Which lines of the material contain the word "text"? Show each one.
________
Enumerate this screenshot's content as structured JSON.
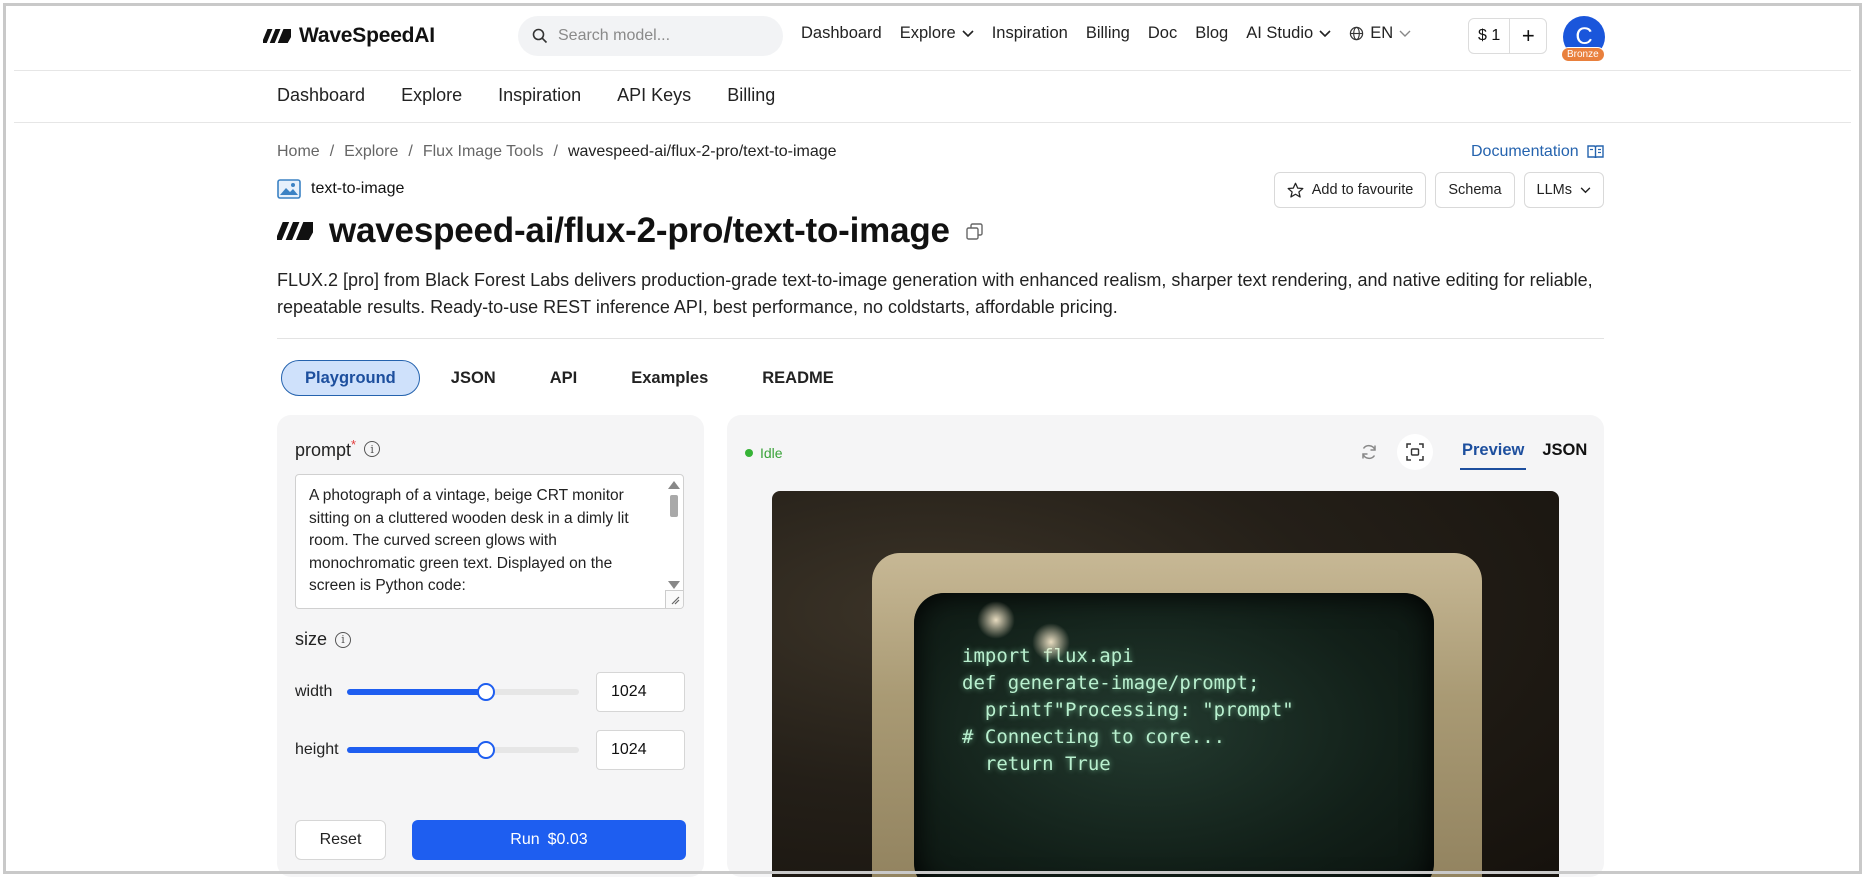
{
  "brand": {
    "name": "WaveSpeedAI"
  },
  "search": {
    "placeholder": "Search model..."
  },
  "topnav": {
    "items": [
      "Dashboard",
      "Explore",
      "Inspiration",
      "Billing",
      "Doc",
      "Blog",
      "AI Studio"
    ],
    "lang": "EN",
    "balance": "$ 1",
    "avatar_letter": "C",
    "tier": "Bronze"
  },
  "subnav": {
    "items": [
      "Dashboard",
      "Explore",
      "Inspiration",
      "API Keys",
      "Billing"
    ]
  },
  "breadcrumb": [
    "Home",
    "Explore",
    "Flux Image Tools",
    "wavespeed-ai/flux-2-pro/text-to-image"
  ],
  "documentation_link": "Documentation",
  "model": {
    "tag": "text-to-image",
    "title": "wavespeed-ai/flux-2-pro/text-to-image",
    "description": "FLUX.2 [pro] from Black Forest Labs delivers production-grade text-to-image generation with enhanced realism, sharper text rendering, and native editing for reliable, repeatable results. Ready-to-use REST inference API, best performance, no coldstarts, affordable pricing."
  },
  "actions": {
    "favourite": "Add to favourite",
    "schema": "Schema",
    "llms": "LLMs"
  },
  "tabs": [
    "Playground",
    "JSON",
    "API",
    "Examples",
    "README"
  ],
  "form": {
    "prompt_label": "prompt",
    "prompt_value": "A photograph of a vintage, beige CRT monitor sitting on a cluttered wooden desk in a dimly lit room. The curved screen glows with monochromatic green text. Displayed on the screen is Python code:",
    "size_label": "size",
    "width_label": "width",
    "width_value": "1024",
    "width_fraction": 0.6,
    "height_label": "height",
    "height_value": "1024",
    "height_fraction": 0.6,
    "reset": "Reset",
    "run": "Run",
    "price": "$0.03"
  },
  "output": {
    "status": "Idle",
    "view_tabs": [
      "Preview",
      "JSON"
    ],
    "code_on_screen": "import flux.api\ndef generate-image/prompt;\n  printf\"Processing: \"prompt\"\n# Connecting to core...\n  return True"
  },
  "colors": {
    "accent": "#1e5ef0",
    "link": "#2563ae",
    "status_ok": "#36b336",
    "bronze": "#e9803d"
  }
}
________
▶ **RESULT BELOW**:
    "wavespeed-ai/flux-2-pro/text-to-image"
    "tag": "text-to-image",
    "title": "wavespeed-ai/flux-2-pro/text-to-image",
    "description": "FLUX.2 [pro] from Black Forest Labs delivers production-grade text-to-image generation with enhanced realism, sharper text rendering, and native editing for reliable, repeatable results. Ready-to-use REST inference API, best performance, no coldstarts, affordable pricing."
    "prompt_value": "A photograph of a vintage, beige CRT monitor sitting on a cluttered wooden desk in a dimly lit room. The curved screen glows with monochromatic green text. Displayed on the screen is Python code:",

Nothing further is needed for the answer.